(1) I negotiate large business deals with large corporations for a living.  In every business deal that I have ever worked on (whether it was for several thousand dollars or hundreds of millions of dollars), the parties enter into a confidentiality agreement at the beginning, where breaching such confidentiality would almost immediately kill that deal.  If Pitt’s administration was stupid enough to tell a couple of hundred teenagers and early-20s students the most highly confidential information that you could possibly think of and expect such information would be kept secret for a week when almost all of them wouldn’t even be affected (since the earliest that Pitt could join would probably be 2013, which would mean anyone older than a freshman would no longer be at the school by that time anyway), then the school (a) doesn’t deserve the financial windfall of joining the Big Ten since it can’t be trusted to keep such important information under wraps and (b) would have been an egregious breach of confidentiality that would likely nix the deal.

(2) Let’s assume that Pitt’s administration was indeed as stupid as described in point #1.  If at least several hundred people knew about such an important and Earth-shattering news story ahead of time (because if the athletes found out that type of information, it is reasonable to assume that they’re going to start telling their roommates and family members immediately), you wouldn’t see just a handful of random Tweets and Facebook statuses that were supposedly taken down and erased forever.  There would be literally hundreds of first-hand Tweets and Facebook postings (not just “I heard a rumor” references) confirming this information.
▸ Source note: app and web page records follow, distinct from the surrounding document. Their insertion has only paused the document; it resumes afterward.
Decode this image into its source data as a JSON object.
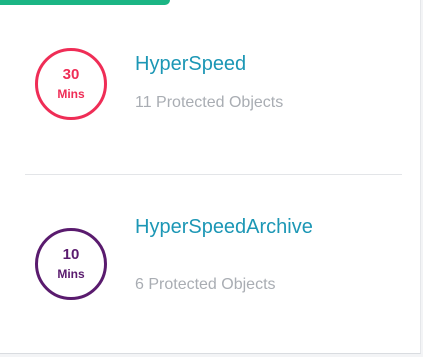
{
  "theme": {
    "accent": "#1bb584",
    "name_color": "#1c97b5",
    "sub_color": "#a9adb3"
  },
  "items": [
    {
      "sla_value": "30",
      "sla_unit": "Mins",
      "name": "HyperSpeed",
      "protected_objects": "11 Protected Objects",
      "color": "#ef2d56"
    },
    {
      "sla_value": "10",
      "sla_unit": "Mins",
      "name": "HyperSpeedArchive",
      "protected_objects": "6 Protected Objects",
      "color": "#5a1b6e"
    }
  ]
}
(3) The supposed deletion of web postings described under Point #2 only comes up if you actually think that Twitter and Facebook are going to start changing their entire user policies to cover up some Pitt rumors at that school’s request.  Seeing that these and other Internet companies constantly battle with the Chinese government over censorship issues (and thereby risking the potential revenue of over a billion users), I highly doubt either social networking site is going to all of the sudden start engaging in that type of censorship because the University of Pittsburgh SID called in a favor.  These companies’ business models are entirely based on the free flow of information.

(4) At the same time, as blind as the mainstream media might be at some points, an outlet such as ESPN or the Pittsburgh Post-Gazette would’ve received some type of word if every single Pitt athlete knew what was happening.  It’s tough enough to keep 10 people from leaking information in areas of society way more important than college sports (i.e. the White House), so if you honestly believe that a few hundred students received first-hand information about a major conference move and absolutely none of them leaked that to the mainstream press that follows them everyday, I don’t know what to tell you.

All in all, the coaches might get a phone call a day or two before a possible announcement (like Mike Brey did as he described when Notre Dame almost joined the Big Ten in 2003), but it is unfathomable to me at multiple levels that (a) Pitt would tell its athletes of a conference move ahead of time at all in the first place and (b) even if Pitt wanted to tell its athletes, that it would do so an entire week in advance of an announcement.

UPDATE #1 (2/10/2010): Teddy Greenstein from the Chicago Tribune has stated that any “Pitt joining the Big Ten” report is “bogus” and cites sources from the Big Ten itself.

(Image from The Unofficial Visitor)